You read that right: Atlantis: The Lost Empire, the curious 2001 flop from the tail end of Disney’s 1990s renaissance, is “the raddest gem in the Disney canon.” Or so argues Ladynightthebrave, a Youtube critic whose half-hour essay on the film, part of Filmjoy’s reliably absorbing Lessons Animation Taught Us series, is our video of the week.
Her fun, well-researched deep dive explains what sets Atlantis apart from other Disney features. She touches on the absence of cute sidekicks, lack of music, eccentric storyline — which draws on the writings of Plato and madcap philosopher Edgar Cayce — and hugely ambitious production, which involved 350 artists across three studios at its peak.
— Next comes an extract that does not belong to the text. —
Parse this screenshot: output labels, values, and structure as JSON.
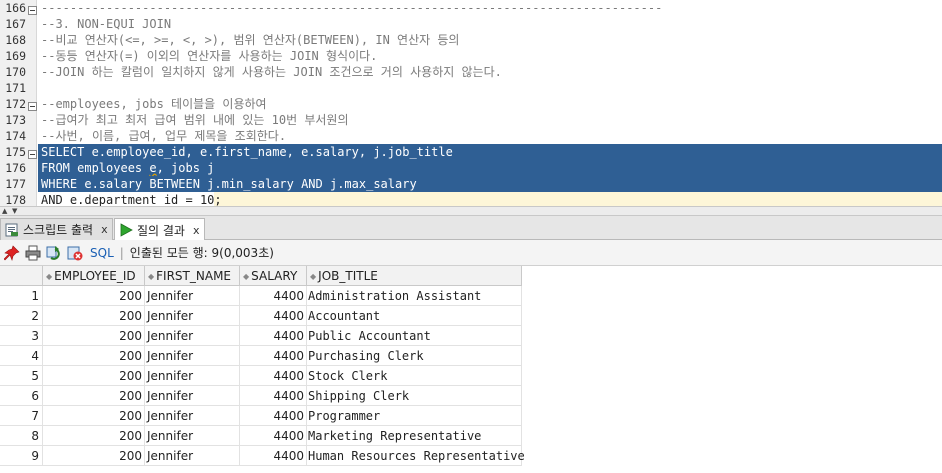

One of her burning questions is: how did directing duo Gary Trousdale and Kirk Wise get this greenlit?
In the second half, Ladynightthebrave turns to the characterization. She describes Milo, the floppy-haired explorer at the heart of the film, as a “nerdy nice boy,” placing him in a lineage of similar characters from that era. As for the female characters, she makes a case for why they are both progressive and problematic. She concludes by looking at the plot holes and excesses of the production design.